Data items
:::::
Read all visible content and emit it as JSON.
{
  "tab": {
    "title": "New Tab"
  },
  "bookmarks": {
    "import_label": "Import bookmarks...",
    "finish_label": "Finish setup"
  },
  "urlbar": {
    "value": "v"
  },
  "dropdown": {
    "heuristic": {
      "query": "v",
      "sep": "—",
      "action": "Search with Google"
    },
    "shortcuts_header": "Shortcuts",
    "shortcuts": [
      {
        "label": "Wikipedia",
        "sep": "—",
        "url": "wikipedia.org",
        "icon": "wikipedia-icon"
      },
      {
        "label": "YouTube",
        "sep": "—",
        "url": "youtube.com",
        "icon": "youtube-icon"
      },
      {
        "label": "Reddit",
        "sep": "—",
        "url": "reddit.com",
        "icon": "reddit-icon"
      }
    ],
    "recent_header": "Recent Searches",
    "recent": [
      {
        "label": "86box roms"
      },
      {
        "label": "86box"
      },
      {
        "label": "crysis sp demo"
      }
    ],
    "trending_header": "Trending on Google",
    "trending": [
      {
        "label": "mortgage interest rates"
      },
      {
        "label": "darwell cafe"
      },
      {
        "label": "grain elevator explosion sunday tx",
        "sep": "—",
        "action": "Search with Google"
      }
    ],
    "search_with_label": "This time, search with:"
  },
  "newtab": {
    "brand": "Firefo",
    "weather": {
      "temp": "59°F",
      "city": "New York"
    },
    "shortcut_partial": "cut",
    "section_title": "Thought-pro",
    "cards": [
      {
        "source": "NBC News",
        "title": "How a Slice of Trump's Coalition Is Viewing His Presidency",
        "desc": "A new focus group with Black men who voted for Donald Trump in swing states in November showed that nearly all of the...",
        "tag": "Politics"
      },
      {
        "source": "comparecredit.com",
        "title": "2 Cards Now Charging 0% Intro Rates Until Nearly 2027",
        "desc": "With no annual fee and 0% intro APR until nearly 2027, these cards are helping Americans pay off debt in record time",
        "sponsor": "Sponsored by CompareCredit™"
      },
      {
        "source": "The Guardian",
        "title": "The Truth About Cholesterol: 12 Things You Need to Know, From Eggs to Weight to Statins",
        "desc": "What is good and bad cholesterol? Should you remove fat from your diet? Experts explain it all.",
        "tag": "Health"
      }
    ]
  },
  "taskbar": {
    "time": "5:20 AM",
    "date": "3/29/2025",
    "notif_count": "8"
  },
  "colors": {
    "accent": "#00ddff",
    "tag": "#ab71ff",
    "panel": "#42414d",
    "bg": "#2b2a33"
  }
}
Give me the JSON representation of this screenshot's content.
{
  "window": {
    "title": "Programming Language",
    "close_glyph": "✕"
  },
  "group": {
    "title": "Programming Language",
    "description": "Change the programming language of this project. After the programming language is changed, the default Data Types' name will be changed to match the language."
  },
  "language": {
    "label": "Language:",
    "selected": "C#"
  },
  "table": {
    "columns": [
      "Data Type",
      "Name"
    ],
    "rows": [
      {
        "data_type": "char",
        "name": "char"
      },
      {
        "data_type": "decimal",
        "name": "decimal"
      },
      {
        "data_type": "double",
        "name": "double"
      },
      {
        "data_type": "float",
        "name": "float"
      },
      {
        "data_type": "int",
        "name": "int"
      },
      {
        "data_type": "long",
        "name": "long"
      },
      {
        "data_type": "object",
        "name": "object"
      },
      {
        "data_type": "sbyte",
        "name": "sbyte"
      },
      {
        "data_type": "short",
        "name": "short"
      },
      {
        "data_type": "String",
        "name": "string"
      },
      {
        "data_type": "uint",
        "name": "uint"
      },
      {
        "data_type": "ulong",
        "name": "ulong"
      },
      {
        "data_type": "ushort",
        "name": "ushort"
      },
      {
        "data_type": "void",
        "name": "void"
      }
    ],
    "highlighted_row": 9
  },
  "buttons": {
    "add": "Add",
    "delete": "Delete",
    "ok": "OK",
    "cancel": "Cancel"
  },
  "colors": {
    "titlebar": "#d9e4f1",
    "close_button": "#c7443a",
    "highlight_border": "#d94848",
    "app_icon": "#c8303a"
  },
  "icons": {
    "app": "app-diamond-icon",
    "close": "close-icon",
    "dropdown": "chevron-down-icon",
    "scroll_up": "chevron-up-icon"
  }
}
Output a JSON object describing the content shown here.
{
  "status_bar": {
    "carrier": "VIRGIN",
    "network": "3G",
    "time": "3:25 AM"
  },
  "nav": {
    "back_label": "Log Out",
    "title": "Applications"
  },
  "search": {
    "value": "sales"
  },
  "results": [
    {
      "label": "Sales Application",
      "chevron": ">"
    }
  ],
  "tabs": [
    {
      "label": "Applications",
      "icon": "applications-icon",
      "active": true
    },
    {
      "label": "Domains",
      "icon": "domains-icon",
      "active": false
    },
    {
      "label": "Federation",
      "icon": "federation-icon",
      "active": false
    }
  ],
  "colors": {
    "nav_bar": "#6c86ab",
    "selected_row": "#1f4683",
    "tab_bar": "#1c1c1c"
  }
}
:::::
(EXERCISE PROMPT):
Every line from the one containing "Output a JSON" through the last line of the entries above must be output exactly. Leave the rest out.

(ANSWER SECTION):
Output a JSON object describing the content shown here.
{
  "status_bar": {
    "carrier": "VIRGIN",
    "network": "3G",
    "time": "3:25 AM"
  },
  "nav": {
    "back_label": "Log Out",
    "title": "Applications"
  },
  "search": {
    "value": "sales"
  },
  "results": [
    {
      "label": "Sales Application",
      "chevron": ">"
    }
  ],
  "tabs": [
    {
      "label": "Applications",
      "icon": "applications-icon",
      "active": true
    },
    {
      "label": "Domains",
      "icon": "domains-icon",
      "active": false
    },
    {
      "label": "Federation",
      "icon": "federation-icon",
      "active": false
    }
  ],
  "colors": {
    "nav_bar": "#6c86ab",
    "selected_row": "#1f4683",
    "tab_bar": "#1c1c1c"
  }
}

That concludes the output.